--- Prompt ---
Would you return every entry, exactly as it is written?

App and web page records
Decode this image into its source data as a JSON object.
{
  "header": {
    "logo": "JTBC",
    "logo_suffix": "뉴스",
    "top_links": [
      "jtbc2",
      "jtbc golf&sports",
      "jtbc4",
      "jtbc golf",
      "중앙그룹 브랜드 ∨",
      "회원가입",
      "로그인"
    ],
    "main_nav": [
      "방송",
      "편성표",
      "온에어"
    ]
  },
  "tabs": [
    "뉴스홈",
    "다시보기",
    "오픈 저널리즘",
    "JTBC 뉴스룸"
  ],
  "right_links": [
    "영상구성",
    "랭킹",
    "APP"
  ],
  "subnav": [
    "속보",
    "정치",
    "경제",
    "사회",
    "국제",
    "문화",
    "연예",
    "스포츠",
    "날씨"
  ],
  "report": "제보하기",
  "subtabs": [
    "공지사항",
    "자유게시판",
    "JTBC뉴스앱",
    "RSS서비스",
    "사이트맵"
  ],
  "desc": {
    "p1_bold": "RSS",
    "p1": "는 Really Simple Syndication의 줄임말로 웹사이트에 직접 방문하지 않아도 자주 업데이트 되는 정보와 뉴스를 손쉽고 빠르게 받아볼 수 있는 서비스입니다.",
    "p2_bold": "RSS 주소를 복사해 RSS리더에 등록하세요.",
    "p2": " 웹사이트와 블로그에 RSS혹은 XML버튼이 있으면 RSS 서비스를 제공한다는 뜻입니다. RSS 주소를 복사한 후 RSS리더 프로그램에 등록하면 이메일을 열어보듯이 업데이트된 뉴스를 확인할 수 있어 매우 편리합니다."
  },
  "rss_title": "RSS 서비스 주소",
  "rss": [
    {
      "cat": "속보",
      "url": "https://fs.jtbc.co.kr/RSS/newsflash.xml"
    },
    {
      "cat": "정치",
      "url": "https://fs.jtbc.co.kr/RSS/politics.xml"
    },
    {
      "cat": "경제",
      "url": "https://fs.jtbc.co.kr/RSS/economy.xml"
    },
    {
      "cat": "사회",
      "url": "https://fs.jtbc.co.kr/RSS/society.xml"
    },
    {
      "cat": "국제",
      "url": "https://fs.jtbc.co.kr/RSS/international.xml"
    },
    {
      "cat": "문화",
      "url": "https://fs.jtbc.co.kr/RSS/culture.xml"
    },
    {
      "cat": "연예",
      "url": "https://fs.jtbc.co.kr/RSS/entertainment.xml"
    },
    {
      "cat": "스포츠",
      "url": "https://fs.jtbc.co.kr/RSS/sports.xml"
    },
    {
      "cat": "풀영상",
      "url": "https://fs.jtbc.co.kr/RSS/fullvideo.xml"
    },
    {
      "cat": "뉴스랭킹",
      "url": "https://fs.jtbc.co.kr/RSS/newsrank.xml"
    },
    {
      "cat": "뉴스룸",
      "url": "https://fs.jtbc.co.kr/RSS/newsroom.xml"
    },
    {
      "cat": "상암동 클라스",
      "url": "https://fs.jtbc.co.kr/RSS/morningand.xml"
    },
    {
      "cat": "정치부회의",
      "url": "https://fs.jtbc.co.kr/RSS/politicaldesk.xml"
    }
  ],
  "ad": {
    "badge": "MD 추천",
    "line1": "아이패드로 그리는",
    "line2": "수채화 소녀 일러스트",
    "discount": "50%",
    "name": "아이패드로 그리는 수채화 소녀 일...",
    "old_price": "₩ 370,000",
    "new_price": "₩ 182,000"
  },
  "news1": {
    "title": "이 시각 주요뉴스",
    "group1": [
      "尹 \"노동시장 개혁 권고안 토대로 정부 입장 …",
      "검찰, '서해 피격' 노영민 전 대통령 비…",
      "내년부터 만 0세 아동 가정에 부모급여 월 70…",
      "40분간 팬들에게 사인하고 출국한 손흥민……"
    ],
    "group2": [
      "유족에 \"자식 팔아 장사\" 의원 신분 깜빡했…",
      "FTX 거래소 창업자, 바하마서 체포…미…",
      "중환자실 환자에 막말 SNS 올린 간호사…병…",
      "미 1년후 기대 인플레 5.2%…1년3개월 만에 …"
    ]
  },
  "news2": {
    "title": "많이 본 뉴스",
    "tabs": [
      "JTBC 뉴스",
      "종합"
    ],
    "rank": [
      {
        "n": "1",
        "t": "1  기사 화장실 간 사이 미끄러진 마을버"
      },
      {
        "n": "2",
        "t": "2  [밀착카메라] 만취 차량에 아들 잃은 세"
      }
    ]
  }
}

--- Expected answer ---
Decode this image into its source data as a JSON object.
{
  "header": {
    "logo": "JTBC",
    "logo_suffix": "뉴스",
    "top_links": [
      "jtbc2",
      "jtbc golf&sports",
      "jtbc4",
      "jtbc golf",
      "중앙그룹 브랜드 ∨",
      "회원가입",
      "로그인"
    ],
    "main_nav": [
      "방송",
      "편성표",
      "온에어"
    ]
  },
  "tabs": [
    "뉴스홈",
    "다시보기",
    "오픈 저널리즘",
    "JTBC 뉴스룸"
  ],
  "right_links": [
    "영상구성",
    "랭킹",
    "APP"
  ],
  "subnav": [
    "속보",
    "정치",
    "경제",
    "사회",
    "국제",
    "문화",
    "연예",
    "스포츠",
    "날씨"
  ],
  "report": "제보하기",
  "subtabs": [
    "공지사항",
    "자유게시판",
    "JTBC뉴스앱",
    "RSS서비스",
    "사이트맵"
  ],
  "desc": {
    "p1_bold": "RSS",
    "p1": "는 Really Simple Syndication의 줄임말로 웹사이트에 직접 방문하지 않아도 자주 업데이트 되는 정보와 뉴스를 손쉽고 빠르게 받아볼 수 있는 서비스입니다.",
    "p2_bold": "RSS 주소를 복사해 RSS리더에 등록하세요.",
    "p2": " 웹사이트와 블로그에 RSS혹은 XML버튼이 있으면 RSS 서비스를 제공한다는 뜻입니다. RSS 주소를 복사한 후 RSS리더 프로그램에 등록하면 이메일을 열어보듯이 업데이트된 뉴스를 확인할 수 있어 매우 편리합니다."
  },
  "rss_title": "RSS 서비스 주소",
  "rss": [
    {
      "cat": "속보",
      "url": "https://fs.jtbc.co.kr/RSS/newsflash.xml"
    },
    {
      "cat": "정치",
      "url": "https://fs.jtbc.co.kr/RSS/politics.xml"
    },
    {
      "cat": "경제",
      "url": "https://fs.jtbc.co.kr/RSS/economy.xml"
    },
    {
      "cat": "사회",
      "url": "https://fs.jtbc.co.kr/RSS/society.xml"
    },
    {
      "cat": "국제",
      "url": "https://fs.jtbc.co.kr/RSS/international.xml"
    },
    {
      "cat": "문화",
      "url": "https://fs.jtbc.co.kr/RSS/culture.xml"
    },
    {
      "cat": "연예",
      "url": "https://fs.jtbc.co.kr/RSS/entertainment.xml"
    },
    {
      "cat": "스포츠",
      "url": "https://fs.jtbc.co.kr/RSS/sports.xml"
    },
    {
      "cat": "풀영상",
      "url": "https://fs.jtbc.co.kr/RSS/fullvideo.xml"
    },
    {
      "cat": "뉴스랭킹",
      "url": "https://fs.jtbc.co.kr/RSS/newsrank.xml"
    },
    {
      "cat": "뉴스룸",
      "url": "https://fs.jtbc.co.kr/RSS/newsroom.xml"
    },
    {
      "cat": "상암동 클라스",
      "url": "https://fs.jtbc.co.kr/RSS/morningand.xml"
    },
    {
      "cat": "정치부회의",
      "url": "https://fs.jtbc.co.kr/RSS/politicaldesk.xml"
    }
  ],
  "ad": {
    "badge": "MD 추천",
    "line1": "아이패드로 그리는",
    "line2": "수채화 소녀 일러스트",
    "discount": "50%",
    "name": "아이패드로 그리는 수채화 소녀 일...",
    "old_price": "₩ 370,000",
    "new_price": "₩ 182,000"
  },
  "news1": {
    "title": "이 시각 주요뉴스",
    "group1": [
      "尹 \"노동시장 개혁 권고안 토대로 정부 입장 …",
      "검찰, '서해 피격' 노영민 전 대통령 비…",
      "내년부터 만 0세 아동 가정에 부모급여 월 70…",
      "40분간 팬들에게 사인하고 출국한 손흥민……"
    ],
    "group2": [
      "유족에 \"자식 팔아 장사\" 의원 신분 깜빡했…",
      "FTX 거래소 창업자, 바하마서 체포…미…",
      "중환자실 환자에 막말 SNS 올린 간호사…병…",
      "미 1년후 기대 인플레 5.2%…1년3개월 만에 …"
    ]
  },
  "news2": {
    "title": "많이 본 뉴스",
    "tabs": [
      "JTBC 뉴스",
      "종합"
    ],
    "rank": [
      {
        "n": "1",
        "t": "1  기사 화장실 간 사이 미끄러진 마을버"
      },
      {
        "n": "2",
        "t": "2  [밀착카메라] 만취 차량에 아들 잃은 세"
      }
    ]
  }
}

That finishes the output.